You don't know where are points A and B, but you know they exist. you can call the function on whichever point you want and get the value of it, one call cost O(1) time complexity, you should find points A and B within a fixed allowed small error EPS in best complexity possible (perhaps O(log(accuracy)) ?? )

assume you don't know the exact formula of that function, and it's preferable that you don't compare the value of two points which are at distance EPS from each other because in practice sometimes it's hard to choose correct EPS.

as I mentioned before this problem can exist in many problems in CP so it's useful to know how to solve it.

thanks

Let's take a random point φ

_{0}, cut a circle by it and solve the same problem for produced segment [φ_{0}, φ_{0}+ 2π]. Without loss of generality, assume that on this segment the function reaches its maximum first. Going from left to right,f(x) increases and reaches maximum, then decreases and at some point φ_{0}+ θ we havef(φ_{0}+ θ) =f(φ_{0}), and continues decreasing. When the minimum is reached, it starts increasing back tof(φ_{0}) =f(φ_{0}+ 2π).Therefore, we can use one binary search to find θ, and then do ternary search on both [φ

_{0}, φ_{0}+ θ] and [φ_{0}+ θ, φ_{0}+ 2π]Nice idea, but we need to know whether the function reaches the maximum first or minimum first before we can do binary search to find θ

We can simply determine which of the conditions holds comparing values

f(φ_{0}) andf(φ_{0}+ ε)Let's find

B— point with maximum value.Choose some 3 points, equally distant from each other.

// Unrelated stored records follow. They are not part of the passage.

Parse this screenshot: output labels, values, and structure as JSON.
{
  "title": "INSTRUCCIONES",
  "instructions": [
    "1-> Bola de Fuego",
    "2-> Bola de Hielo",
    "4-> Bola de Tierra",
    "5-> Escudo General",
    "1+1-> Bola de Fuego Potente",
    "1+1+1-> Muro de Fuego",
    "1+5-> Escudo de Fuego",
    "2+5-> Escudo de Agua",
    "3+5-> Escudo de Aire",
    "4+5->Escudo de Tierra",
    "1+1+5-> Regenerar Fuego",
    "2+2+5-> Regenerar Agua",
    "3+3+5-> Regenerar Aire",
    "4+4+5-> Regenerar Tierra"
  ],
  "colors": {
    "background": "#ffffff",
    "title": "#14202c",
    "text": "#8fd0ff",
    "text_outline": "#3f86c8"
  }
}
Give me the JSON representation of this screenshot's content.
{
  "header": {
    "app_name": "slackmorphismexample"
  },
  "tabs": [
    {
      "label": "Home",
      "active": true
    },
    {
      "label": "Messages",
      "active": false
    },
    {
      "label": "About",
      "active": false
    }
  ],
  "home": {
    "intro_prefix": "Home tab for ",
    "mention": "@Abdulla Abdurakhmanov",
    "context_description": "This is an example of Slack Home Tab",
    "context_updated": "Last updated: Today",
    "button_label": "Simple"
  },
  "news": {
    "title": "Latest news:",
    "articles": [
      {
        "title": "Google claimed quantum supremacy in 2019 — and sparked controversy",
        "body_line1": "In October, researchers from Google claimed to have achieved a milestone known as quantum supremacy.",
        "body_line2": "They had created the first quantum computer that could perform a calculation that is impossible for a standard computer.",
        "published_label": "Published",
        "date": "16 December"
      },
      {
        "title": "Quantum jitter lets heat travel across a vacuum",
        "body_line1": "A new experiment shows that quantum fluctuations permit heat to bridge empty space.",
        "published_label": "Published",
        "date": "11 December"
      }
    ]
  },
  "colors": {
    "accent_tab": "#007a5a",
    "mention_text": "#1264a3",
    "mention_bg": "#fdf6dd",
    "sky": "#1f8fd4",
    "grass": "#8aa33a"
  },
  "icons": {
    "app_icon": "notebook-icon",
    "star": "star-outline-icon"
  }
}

Let

P_{1},P_{2},P_{3}denote them. Also, let's assumef(P_{1}) ≤f(P_{2}) ≤f(P_{3}). Remove a segment (curve) betweenP_{1}andP_{2}becauseBisn't between them (I'm talking about a segment withoutP_{3}). Maybe we removed a part with a pointAbut it doesn't bother us.Now, we have a segment with endpoints

P_{1}andP_{2}and some other pointP_{3}with not smaller value. Let's ask about a new pointP_{4}either betweenP_{1}andP_{3}or betweenP_{2}andP_{3}(choose an option with longer segment). Iff(P_{4}) >f(P_{3}) then we can cut segment [P_{1},P_{3}] out, otherwise similarly cut [P_{4},P_{2}] out. This process is showed in the drawing below as green numbers 2 and 3. You may repeat it over and over. I think that it's very good in terms of precision errors.Awesome :D

did you come up with this solution from scratch, or you know some kind of search which uses similar technique?

I tried to apply standard binary or ternary search. The latter one turned to be a good idea. One just needs to think about choosing three parts and cutting one out.

Another algorithm for basically the same problem (phrased in a slightly different context) here: http://geomalgorithms.com/a14-_extreme_pts.html

It's basically reduced to a binary search using some clever case handling.